**What you are asked to do**
Reproduce the records below in full and exactly, without their images.

**Provided data**
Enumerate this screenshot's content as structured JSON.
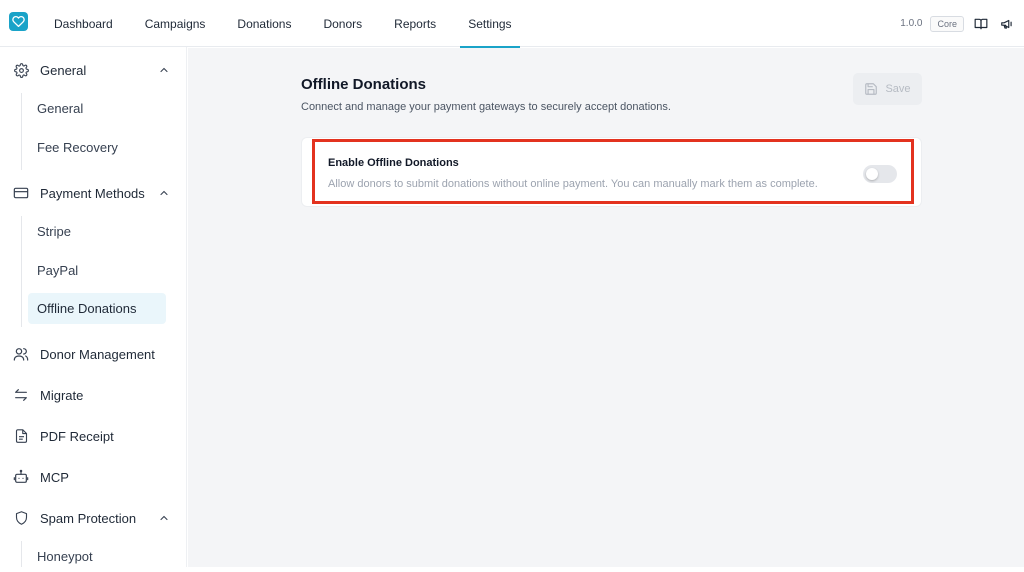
{
  "header": {
    "nav": [
      {
        "label": "Dashboard"
      },
      {
        "label": "Campaigns"
      },
      {
        "label": "Donations"
      },
      {
        "label": "Donors"
      },
      {
        "label": "Reports"
      },
      {
        "label": "Settings",
        "active": true
      }
    ],
    "version": "1.0.0",
    "badge": "Core",
    "icons": [
      "docs-book-icon",
      "megaphone-icon"
    ]
  },
  "sidebar": {
    "general": {
      "label": "General",
      "icon": "gear-icon",
      "items": [
        {
          "label": "General"
        },
        {
          "label": "Fee Recovery"
        }
      ]
    },
    "payment": {
      "label": "Payment Methods",
      "icon": "card-icon",
      "items": [
        {
          "label": "Stripe"
        },
        {
          "label": "PayPal"
        },
        {
          "label": "Offline Donations",
          "active": true
        }
      ]
    },
    "donor_management": {
      "label": "Donor Management",
      "icon": "users-icon"
    },
    "migrate": {
      "label": "Migrate",
      "icon": "swap-arrows-icon"
    },
    "pdf_receipt": {
      "label": "PDF Receipt",
      "icon": "document-icon"
    },
    "mcp": {
      "label": "MCP",
      "icon": "robot-icon"
    },
    "spam": {
      "label": "Spam Protection",
      "icon": "shield-icon",
      "items": [
        {
          "label": "Honeypot"
        }
      ]
    }
  },
  "main": {
    "title": "Offline Donations",
    "subtitle": "Connect and manage your payment gateways to securely accept donations.",
    "save_label": "Save",
    "card": {
      "title": "Enable Offline Donations",
      "description": "Allow donors to submit donations without online payment. You can manually mark them as complete.",
      "enabled": false
    }
  },
  "colors": {
    "accent": "#1aa3c8",
    "highlight": "#e3321f",
    "background": "#f4f5f7"
  }
}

**Your response**
Enumerate this screenshot's content as structured JSON.
{
  "header": {
    "nav": [
      {
        "label": "Dashboard"
      },
      {
        "label": "Campaigns"
      },
      {
        "label": "Donations"
      },
      {
        "label": "Donors"
      },
      {
        "label": "Reports"
      },
      {
        "label": "Settings",
        "active": true
      }
    ],
    "version": "1.0.0",
    "badge": "Core",
    "icons": [
      "docs-book-icon",
      "megaphone-icon"
    ]
  },
  "sidebar": {
    "general": {
      "label": "General",
      "icon": "gear-icon",
      "items": [
        {
          "label": "General"
        },
        {
          "label": "Fee Recovery"
        }
      ]
    },
    "payment": {
      "label": "Payment Methods",
      "icon": "card-icon",
      "items": [
        {
          "label": "Stripe"
        },
        {
          "label": "PayPal"
        },
        {
          "label": "Offline Donations",
          "active": true
        }
      ]
    },
    "donor_management": {
      "label": "Donor Management",
      "icon": "users-icon"
    },
    "migrate": {
      "label": "Migrate",
      "icon": "swap-arrows-icon"
    },
    "pdf_receipt": {
      "label": "PDF Receipt",
      "icon": "document-icon"
    },
    "mcp": {
      "label": "MCP",
      "icon": "robot-icon"
    },
    "spam": {
      "label": "Spam Protection",
      "icon": "shield-icon",
      "items": [
        {
          "label": "Honeypot"
        }
      ]
    }
  },
  "main": {
    "title": "Offline Donations",
    "subtitle": "Connect and manage your payment gateways to securely accept donations.",
    "save_label": "Save",
    "card": {
      "title": "Enable Offline Donations",
      "description": "Allow donors to submit donations without online payment. You can manually mark them as complete.",
      "enabled": false
    }
  },
  "colors": {
    "accent": "#1aa3c8",
    "highlight": "#e3321f",
    "background": "#f4f5f7"
  }
}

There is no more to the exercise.